Commercial production rising. Defense budgets falling. Economic uncertainties and regional instabilities that could affect both. That is the world the aerospace and defense industry faces entering 2013, and which is examined in detail in the pages that follow.
But if there is one theme that recurs frequently through this latest edition of Aviation Week's annual forecast issue, it is China and its growing financial, industrial, political and military influence on aerospace and defense globally.
By flying two new stealth fighter prototypes, operating an aircraft from a navy carrier for the first time (pictured) and unveiling a range of unmanned-aircraft designs over the past two years China, at least in the eyes of the public, has narrowed the U.S.'s technological lead.
In the commercial world, China continues to be a major buyer of Western airliners and a growing market for business jets. The country has also cemented its position as a leading financer of the global air transport industry through its December acquisition of U.S. lessor International Lease Finance Corp. for $4.8 billion.

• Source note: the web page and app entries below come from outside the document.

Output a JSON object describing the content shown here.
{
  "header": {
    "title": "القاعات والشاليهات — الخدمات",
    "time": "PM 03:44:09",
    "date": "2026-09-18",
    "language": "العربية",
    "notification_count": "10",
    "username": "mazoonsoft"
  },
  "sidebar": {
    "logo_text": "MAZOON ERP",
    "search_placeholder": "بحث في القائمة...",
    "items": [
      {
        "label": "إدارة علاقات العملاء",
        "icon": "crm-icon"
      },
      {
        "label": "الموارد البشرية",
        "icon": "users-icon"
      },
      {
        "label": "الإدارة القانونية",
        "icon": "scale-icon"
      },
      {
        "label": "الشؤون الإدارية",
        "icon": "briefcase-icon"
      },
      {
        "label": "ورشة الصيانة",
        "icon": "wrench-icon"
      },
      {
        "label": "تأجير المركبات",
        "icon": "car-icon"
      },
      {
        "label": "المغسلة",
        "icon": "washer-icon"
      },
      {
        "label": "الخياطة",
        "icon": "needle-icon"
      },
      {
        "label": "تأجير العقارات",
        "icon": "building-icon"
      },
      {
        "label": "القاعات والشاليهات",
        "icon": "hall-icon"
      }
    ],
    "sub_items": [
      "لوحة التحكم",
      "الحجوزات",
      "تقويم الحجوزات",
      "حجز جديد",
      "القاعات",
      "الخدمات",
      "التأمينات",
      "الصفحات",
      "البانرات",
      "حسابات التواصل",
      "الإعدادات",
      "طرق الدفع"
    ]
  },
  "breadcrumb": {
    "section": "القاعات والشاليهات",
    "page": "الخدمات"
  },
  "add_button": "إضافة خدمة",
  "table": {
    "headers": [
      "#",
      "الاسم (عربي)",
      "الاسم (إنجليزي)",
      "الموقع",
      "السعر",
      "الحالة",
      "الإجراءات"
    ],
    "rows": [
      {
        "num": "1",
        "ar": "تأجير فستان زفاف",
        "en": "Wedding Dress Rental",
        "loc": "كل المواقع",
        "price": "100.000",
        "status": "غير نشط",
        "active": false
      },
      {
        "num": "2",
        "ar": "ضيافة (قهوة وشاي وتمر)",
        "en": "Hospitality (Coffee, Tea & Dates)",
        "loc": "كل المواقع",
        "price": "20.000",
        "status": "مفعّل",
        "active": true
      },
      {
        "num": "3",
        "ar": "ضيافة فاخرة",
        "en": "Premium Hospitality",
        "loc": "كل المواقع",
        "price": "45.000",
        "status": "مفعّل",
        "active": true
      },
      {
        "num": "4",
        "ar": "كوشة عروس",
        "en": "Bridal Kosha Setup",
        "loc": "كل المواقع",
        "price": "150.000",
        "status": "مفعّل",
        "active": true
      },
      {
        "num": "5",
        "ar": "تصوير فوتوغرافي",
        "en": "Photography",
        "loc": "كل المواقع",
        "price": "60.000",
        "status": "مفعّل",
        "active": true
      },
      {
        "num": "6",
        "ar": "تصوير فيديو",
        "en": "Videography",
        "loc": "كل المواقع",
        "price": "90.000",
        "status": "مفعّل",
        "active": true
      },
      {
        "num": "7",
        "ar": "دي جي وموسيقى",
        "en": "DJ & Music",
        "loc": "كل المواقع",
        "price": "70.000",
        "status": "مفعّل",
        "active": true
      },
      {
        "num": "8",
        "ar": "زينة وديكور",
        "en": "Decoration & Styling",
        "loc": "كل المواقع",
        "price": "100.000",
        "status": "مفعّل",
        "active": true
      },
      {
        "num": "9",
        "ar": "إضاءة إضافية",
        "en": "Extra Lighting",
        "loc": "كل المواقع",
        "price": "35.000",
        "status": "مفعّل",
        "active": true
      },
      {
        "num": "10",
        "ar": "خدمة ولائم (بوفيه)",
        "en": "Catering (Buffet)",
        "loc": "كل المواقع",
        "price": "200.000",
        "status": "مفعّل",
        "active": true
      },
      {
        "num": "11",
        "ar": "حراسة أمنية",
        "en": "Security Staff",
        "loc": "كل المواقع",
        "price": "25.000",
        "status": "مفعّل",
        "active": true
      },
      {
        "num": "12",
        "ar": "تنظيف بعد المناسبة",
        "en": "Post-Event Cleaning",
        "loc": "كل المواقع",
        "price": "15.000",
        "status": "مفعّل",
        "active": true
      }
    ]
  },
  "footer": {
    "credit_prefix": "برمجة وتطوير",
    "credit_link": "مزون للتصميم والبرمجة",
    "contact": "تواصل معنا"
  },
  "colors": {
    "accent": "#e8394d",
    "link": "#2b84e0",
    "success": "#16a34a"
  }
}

But it is China's ambitions as a manufacturer that have caught the most attention. Although it is struggling to certificate the 90-seat, Comac is pushing ahead with development of the 160-seat to challenge and . Plans to buy out of bankruptcy collapsed in late 2012, but with its market and its money few doubt China will become a major player in business aviation through acquisitions and coproduction. Avionics and engines are next on Beijing's target list.
For the first time, Aviation Week's annual forecast issue incorporates the global military analysis of our Defense Technology Edition and detailed commercial maintenance, repair and overhaul insights of our MRO Edition, as well as Aviation Week & Space Technology's outlooks for individual industry sectors ranging from combat aircraft to communications satellites.
Also for the first time, five-year forecast data produced by Aviation Week Intelligence Network's own analysts are presented, providing projections for combat aircraft, military transports, rotorcraft and commercial aircraft deliveries for 2013-17, as well as detailed analyses of projected MRO demand.
What emerges is a picture of an industry on divergent trajectories. For the large commercial aircraft sector, 2013 will see order-taking moderate, but production rates increase to record levels. The year will also see the first flights of key new aircraft: the Airbus, and . Business aviation remains flat, but the rotorcraft sector is rebounding.
For the defense and security sector, 2013 will see lower spending globally and a focus on squeezing more out of existing platforms. Progress on developing theJoint Strike Fighter will be crucial, with the international partners increasingly concerned about escalating costs. For the space sector, the hope is 2013 will see solid backing for the fledgling transition to commercial from government launch services. Commercial suborbital passenger flights are also expected to begin by year-end.
Aerospace 2013 has been prepared with analysis and data from Forecast International Inc. in Newtown, Conn. For more comprehensive market information, visit www.forecastinternational.com Contact Ray Peterson, vice president for research and editorial services, at +1 (203) 426-0800, or e-mail him at firstname.lastname@example.org
DEFENSE: Global hotspots and country-by-country analyses of national priorities and programs. See pp. 52-69.
MILITARY AIRCRAFT: F-35 delays and costs keep market hopes alive for other combat-aircraft makers. Market for military transports looks increasingly crowded. See pp. 70 and 75.
UNMANNED AIRCRAFT: Military demand cooling off, but still growing as civil market begins a slow takeoff. See p. 80.
AIR TRANSPORT: Region-by-region analyses of commercial aviation developments. Carriers adjust to depressed demand for air cargo. Crucial year ahead for airspace modernization. See pp. 105-114, 115, 117.
COMMERCIAL AIRCRAFT: As order-taking slows, but production ramps up, manufacturers and suppliers are challenged by simultaneous development of new, derivative and re-engined aircraft. See p. 100.
MRO: Detailed forecasts for narrowbody, widebody, engine, landing gear, avionics and components maintenance, repair and overhaul. See pp. 120-136.
BUSINESS AIRCRAFT: Large-cabin aircraft and growing-economy markets remain the bright spots in an otherwise flat business-aviation market. See p. 137.
ROTORCRAFT: Energy and military markets keep manufacturers healthy as they look toward future requirements and technologies. See p. 85.
ENGINES: Commercial production ramps up as new engines enter testing, and military market prepares for next-generation powerplants. See p. 87.
SPACEFLIGHT: From satellite communications to spacecraft launches, commercial providers taking over from government agencies. See pp. 94 and 97.
TOP TECHNOLOGIES: Which defense and commercial advances will make the headlines in 2013? See pp. 89-93 and 139-142.
OPINION MAKERS:'s Marillyn Hewson, European Defense Agency's Claude-France Arnoud, 's Tony Tyler and Aeronautical Repair Station Association's Sarah MacLeod. See pp. 48-49, 54, 96 and 104.